#### [Data]
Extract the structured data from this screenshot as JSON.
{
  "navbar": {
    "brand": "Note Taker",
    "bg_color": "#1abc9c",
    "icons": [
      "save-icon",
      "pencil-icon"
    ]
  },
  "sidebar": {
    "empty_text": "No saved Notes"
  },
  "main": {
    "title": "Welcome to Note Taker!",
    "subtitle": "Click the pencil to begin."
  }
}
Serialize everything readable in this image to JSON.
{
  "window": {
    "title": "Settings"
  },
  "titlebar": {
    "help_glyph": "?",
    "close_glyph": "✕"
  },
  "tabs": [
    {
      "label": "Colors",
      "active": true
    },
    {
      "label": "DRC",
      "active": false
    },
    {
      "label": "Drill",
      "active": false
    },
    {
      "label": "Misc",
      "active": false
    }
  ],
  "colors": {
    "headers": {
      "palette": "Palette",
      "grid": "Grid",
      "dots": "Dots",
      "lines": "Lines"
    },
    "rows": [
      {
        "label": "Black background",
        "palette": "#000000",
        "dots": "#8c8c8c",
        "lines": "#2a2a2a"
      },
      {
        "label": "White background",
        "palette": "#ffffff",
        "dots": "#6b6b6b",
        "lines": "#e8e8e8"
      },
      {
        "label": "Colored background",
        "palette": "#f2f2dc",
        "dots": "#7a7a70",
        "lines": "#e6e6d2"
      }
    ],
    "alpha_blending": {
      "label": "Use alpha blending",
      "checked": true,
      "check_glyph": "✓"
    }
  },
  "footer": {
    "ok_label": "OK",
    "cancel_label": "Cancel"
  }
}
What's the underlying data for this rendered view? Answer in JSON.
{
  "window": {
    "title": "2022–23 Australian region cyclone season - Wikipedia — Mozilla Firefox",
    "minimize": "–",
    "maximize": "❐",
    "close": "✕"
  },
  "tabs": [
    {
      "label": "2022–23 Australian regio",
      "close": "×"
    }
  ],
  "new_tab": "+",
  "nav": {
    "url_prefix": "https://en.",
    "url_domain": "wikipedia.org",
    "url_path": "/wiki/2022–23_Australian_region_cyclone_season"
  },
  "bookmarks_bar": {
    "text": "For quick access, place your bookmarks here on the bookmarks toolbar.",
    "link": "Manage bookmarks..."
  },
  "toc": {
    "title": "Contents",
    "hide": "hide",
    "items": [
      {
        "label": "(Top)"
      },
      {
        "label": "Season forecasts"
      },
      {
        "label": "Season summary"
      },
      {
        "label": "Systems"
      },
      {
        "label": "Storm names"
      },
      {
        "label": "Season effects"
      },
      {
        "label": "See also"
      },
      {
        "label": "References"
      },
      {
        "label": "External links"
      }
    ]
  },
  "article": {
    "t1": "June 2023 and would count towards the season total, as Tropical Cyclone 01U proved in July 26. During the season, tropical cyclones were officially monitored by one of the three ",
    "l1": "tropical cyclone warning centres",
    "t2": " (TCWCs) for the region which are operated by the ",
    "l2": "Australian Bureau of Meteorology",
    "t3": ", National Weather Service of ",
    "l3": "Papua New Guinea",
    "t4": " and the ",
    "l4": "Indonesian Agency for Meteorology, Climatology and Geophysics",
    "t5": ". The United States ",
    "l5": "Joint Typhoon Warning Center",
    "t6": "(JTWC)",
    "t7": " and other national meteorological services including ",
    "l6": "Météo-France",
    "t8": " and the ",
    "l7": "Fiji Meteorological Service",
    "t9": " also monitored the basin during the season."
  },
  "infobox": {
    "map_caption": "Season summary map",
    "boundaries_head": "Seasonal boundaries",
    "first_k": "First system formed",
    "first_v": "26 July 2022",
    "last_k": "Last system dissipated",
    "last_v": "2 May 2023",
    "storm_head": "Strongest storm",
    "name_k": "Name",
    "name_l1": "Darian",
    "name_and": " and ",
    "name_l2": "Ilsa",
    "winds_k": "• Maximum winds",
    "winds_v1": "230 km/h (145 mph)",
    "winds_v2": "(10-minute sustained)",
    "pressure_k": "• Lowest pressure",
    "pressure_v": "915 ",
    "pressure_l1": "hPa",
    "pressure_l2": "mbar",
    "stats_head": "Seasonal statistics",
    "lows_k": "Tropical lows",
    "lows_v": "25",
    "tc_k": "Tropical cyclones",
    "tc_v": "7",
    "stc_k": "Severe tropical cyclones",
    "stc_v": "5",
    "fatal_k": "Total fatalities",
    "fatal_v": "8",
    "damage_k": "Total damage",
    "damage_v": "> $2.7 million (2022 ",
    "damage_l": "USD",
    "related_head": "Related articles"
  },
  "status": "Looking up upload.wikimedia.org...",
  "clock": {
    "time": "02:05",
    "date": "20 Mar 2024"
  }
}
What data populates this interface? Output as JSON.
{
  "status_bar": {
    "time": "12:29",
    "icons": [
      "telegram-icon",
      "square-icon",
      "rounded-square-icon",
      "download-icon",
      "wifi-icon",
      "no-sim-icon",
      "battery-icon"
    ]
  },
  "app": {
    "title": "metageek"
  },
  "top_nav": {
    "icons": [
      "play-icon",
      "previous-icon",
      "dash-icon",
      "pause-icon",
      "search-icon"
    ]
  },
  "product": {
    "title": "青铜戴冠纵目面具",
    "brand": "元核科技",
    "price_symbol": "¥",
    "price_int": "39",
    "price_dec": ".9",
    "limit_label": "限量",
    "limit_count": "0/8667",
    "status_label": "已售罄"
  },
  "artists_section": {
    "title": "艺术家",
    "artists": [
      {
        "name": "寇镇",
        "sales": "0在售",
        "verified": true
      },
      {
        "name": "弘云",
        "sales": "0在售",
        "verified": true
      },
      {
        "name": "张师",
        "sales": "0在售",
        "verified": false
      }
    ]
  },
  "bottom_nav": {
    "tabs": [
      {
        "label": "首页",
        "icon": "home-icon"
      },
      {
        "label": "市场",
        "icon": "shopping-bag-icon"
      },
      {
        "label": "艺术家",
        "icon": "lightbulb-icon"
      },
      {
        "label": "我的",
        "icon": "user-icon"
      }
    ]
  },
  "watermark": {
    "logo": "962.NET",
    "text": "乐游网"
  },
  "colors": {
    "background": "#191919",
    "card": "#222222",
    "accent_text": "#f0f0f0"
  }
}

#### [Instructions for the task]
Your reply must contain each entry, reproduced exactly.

#### [Response area]
Extract the structured data from this screenshot as JSON.
{
  "navbar": {
    "brand": "Note Taker",
    "bg_color": "#1abc9c",
    "icons": [
      "save-icon",
      "pencil-icon"
    ]
  },
  "sidebar": {
    "empty_text": "No saved Notes"
  },
  "main": {
    "title": "Welcome to Note Taker!",
    "subtitle": "Click the pencil to begin."
  }
}
Serialize everything readable in this image to JSON.
{
  "window": {
    "title": "Settings"
  },
  "titlebar": {
    "help_glyph": "?",
    "close_glyph": "✕"
  },
  "tabs": [
    {
      "label": "Colors",
      "active": true
    },
    {
      "label": "DRC",
      "active": false
    },
    {
      "label": "Drill",
      "active": false
    },
    {
      "label": "Misc",
      "active": false
    }
  ],
  "colors": {
    "headers": {
      "palette": "Palette",
      "grid": "Grid",
      "dots": "Dots",
      "lines": "Lines"
    },
    "rows": [
      {
        "label": "Black background",
        "palette": "#000000",
        "dots": "#8c8c8c",
        "lines": "#2a2a2a"
      },
      {
        "label": "White background",
        "palette": "#ffffff",
        "dots": "#6b6b6b",
        "lines": "#e8e8e8"
      },
      {
        "label": "Colored background",
        "palette": "#f2f2dc",
        "dots": "#7a7a70",
        "lines": "#e6e6d2"
      }
    ],
    "alpha_blending": {
      "label": "Use alpha blending",
      "checked": true,
      "check_glyph": "✓"
    }
  },
  "footer": {
    "ok_label": "OK",
    "cancel_label": "Cancel"
  }
}
What's the underlying data for this rendered view? Answer in JSON.
{
  "window": {
    "title": "2022–23 Australian region cyclone season - Wikipedia — Mozilla Firefox",
    "minimize": "–",
    "maximize": "❐",
    "close": "✕"
  },
  "tabs": [
    {
      "label": "2022–23 Australian regio",
      "close": "×"
    }
  ],
  "new_tab": "+",
  "nav": {
    "url_prefix": "https://en.",
    "url_domain": "wikipedia.org",
    "url_path": "/wiki/2022–23_Australian_region_cyclone_season"
  },
  "bookmarks_bar": {
    "text": "For quick access, place your bookmarks here on the bookmarks toolbar.",
    "link": "Manage bookmarks..."
  },
  "toc": {
    "title": "Contents",
    "hide": "hide",
    "items": [
      {
        "label": "(Top)"
      },
      {
        "label": "Season forecasts"
      },
      {
        "label": "Season summary"
      },
      {
        "label": "Systems"
      },
      {
        "label": "Storm names"
      },
      {
        "label": "Season effects"
      },
      {
        "label": "See also"
      },
      {
        "label": "References"
      },
      {
        "label": "External links"
      }
    ]
  },
  "article": {
    "t1": "June 2023 and would count towards the season total, as Tropical Cyclone 01U proved in July 26. During the season, tropical cyclones were officially monitored by one of the three ",
    "l1": "tropical cyclone warning centres",
    "t2": " (TCWCs) for the region which are operated by the ",
    "l2": "Australian Bureau of Meteorology",
    "t3": ", National Weather Service of ",
    "l3": "Papua New Guinea",
    "t4": " and the ",
    "l4": "Indonesian Agency for Meteorology, Climatology and Geophysics",
    "t5": ". The United States ",
    "l5": "Joint Typhoon Warning Center",
    "t6": "(JTWC)",
    "t7": " and other national meteorological services including ",
    "l6": "Météo-France",
    "t8": " and the ",
    "l7": "Fiji Meteorological Service",
    "t9": " also monitored the basin during the season."
  },
  "infobox": {
    "map_caption": "Season summary map",
    "boundaries_head": "Seasonal boundaries",
    "first_k": "First system formed",
    "first_v": "26 July 2022",
    "last_k": "Last system dissipated",
    "last_v": "2 May 2023",
    "storm_head": "Strongest storm",
    "name_k": "Name",
    "name_l1": "Darian",
    "name_and": " and ",
    "name_l2": "Ilsa",
    "winds_k": "• Maximum winds",
    "winds_v1": "230 km/h (145 mph)",
    "winds_v2": "(10-minute sustained)",
    "pressure_k": "• Lowest pressure",
    "pressure_v": "915 ",
    "pressure_l1": "hPa",
    "pressure_l2": "mbar",
    "stats_head": "Seasonal statistics",
    "lows_k": "Tropical lows",
    "lows_v": "25",
    "tc_k": "Tropical cyclones",
    "tc_v": "7",
    "stc_k": "Severe tropical cyclones",
    "stc_v": "5",
    "fatal_k": "Total fatalities",
    "fatal_v": "8",
    "damage_k": "Total damage",
    "damage_v": "> $2.7 million (2022 ",
    "damage_l": "USD",
    "related_head": "Related articles"
  },
  "status": "Looking up upload.wikimedia.org...",
  "clock": {
    "time": "02:05",
    "date": "20 Mar 2024"
  }
}
What data populates this interface? Output as JSON.
{
  "status_bar": {
    "time": "12:29",
    "icons": [
      "telegram-icon",
      "square-icon",
      "rounded-square-icon",
      "download-icon",
      "wifi-icon",
      "no-sim-icon",
      "battery-icon"
    ]
  },
  "app": {
    "title": "metageek"
  },
  "top_nav": {
    "icons": [
      "play-icon",
      "previous-icon",
      "dash-icon",
      "pause-icon",
      "search-icon"
    ]
  },
  "product": {
    "title": "青铜戴冠纵目面具",
    "brand": "元核科技",
    "price_symbol": "¥",
    "price_int": "39",
    "price_dec": ".9",
    "limit_label": "限量",
    "limit_count": "0/8667",
    "status_label": "已售罄"
  },
  "artists_section": {
    "title": "艺术家",
    "artists": [
      {
        "name": "寇镇",
        "sales": "0在售",
        "verified": true
      },
      {
        "name": "弘云",
        "sales": "0在售",
        "verified": true
      },
      {
        "name": "张师",
        "sales": "0在售",
        "verified": false
      }
    ]
  },
  "bottom_nav": {
    "tabs": [
      {
        "label": "首页",
        "icon": "home-icon"
      },
      {
        "label": "市场",
        "icon": "shopping-bag-icon"
      },
      {
        "label": "艺术家",
        "icon": "lightbulb-icon"
      },
      {
        "label": "我的",
        "icon": "user-icon"
      }
    ]
  },
  "watermark": {
    "logo": "962.NET",
    "text": "乐游网"
  },
  "colors": {
    "background": "#191919",
    "card": "#222222",
    "accent_text": "#f0f0f0"
  }
}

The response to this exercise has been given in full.